  34. 34. 35Figure 25. Polymicrogyri. In B the patient also had meningomyelocele, obstructive hydrocephalic and Arnold -Chiari type II malformationThe cause of this syndrome remains unknown, although hints of a genetic mechanism exist. Detailed chromosomalanalyses have revealed deletions of chromosomes 1, 2, 6, 21, and 22 [93], and an X-linked form has been alsodescribed [94,95]. Monozygotic twins and siblings with this disorder have been described, suggesting a possibleautosomal recessive mechanism. Some speculate that this is a disorder of regional specification, given the bilateral,symmetric nature of the lesions.  HeterotopiasHeterotopias are collections of normal-appearing neurons in an abnormal location, presumably secondary to adisturbance in migration. The exact mechanism of the migration aberration has not been established, althoughvarious hypotheses have been proposed. These include damage to the radial glial fibers, premature transformationof radial glial cells into astrocytes, or a deficiency of specific molecules on the surface of neuroblasts or of the radialglial cells (or the receptors for those molecules) that results in disruption of the normal migration process [96].Heterotopias often occur as isolated defects that may result in only epilepsy. However, when they are multiple,heterotopias might also be associated with a developmental disorder and cerebral palsy (usually spastic). Inaddition, if other migration defects such as gyral abnormalities are present, the clinical syndrome may be moreprofound. Usually, no cause is apparent. Occasionally, heterotopias may be found in a variety of syndromes,including neonatal adrenal leukodystrophy, glutaric aciduria type 2, GMI gangliosidosis, neurocutaneoussyndromes, multiple congenital anomaly syndromes, chromosomal abnormalities, and fetal toxic exposures.

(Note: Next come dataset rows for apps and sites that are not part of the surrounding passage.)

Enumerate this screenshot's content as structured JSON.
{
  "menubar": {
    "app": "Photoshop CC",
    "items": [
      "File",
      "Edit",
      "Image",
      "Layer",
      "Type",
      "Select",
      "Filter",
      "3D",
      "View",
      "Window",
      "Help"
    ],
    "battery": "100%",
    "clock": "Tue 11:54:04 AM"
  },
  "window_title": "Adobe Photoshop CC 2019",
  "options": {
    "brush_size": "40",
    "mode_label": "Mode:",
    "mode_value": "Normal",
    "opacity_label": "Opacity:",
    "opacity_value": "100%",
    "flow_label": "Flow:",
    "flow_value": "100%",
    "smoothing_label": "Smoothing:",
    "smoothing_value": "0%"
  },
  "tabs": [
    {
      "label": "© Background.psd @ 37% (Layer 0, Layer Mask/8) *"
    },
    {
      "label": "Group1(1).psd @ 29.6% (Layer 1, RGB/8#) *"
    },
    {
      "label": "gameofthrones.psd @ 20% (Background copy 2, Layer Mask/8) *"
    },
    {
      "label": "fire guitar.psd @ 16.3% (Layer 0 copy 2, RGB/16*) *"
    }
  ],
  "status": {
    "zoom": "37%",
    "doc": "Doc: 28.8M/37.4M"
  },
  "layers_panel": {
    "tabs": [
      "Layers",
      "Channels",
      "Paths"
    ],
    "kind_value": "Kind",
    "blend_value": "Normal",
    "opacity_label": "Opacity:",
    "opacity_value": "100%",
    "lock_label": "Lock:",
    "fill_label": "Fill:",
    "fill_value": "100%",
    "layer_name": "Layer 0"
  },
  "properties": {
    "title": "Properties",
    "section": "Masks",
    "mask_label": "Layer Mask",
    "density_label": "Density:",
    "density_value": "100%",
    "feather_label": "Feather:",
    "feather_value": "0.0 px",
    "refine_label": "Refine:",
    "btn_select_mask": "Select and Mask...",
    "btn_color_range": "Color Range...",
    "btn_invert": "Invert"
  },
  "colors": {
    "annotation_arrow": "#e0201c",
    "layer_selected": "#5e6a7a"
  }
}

  35. 35. 36Figure 26. Subependymal nodular heterotopia Figure 27. CT scan showing Subependymal nodular heterotopia with cerebellar hypoplasiaHeterotopias may be classified by their location: subpial, within the cerebral white matter, and in the subependymalregion. When subependymal, one must consider the X-linked dominant disorder associated with Filamin mutations(Xq28). Leptomeningeal heterotopias often contain astrocytes mixed with ectopic neurons and may resemble agliotic scar. They may be related to discontinuities in the external limiting membrane and often are associated withcobblestone lissencephaly. These subarachnoid heterotopias are responsible for the pebbled appearance of thesurface of the brain. White matter heterotopias may be focal, subcortical, or diffuse. They may cause distortion ofthe ventricles and may be associated with diminished white matter in the surrounding area.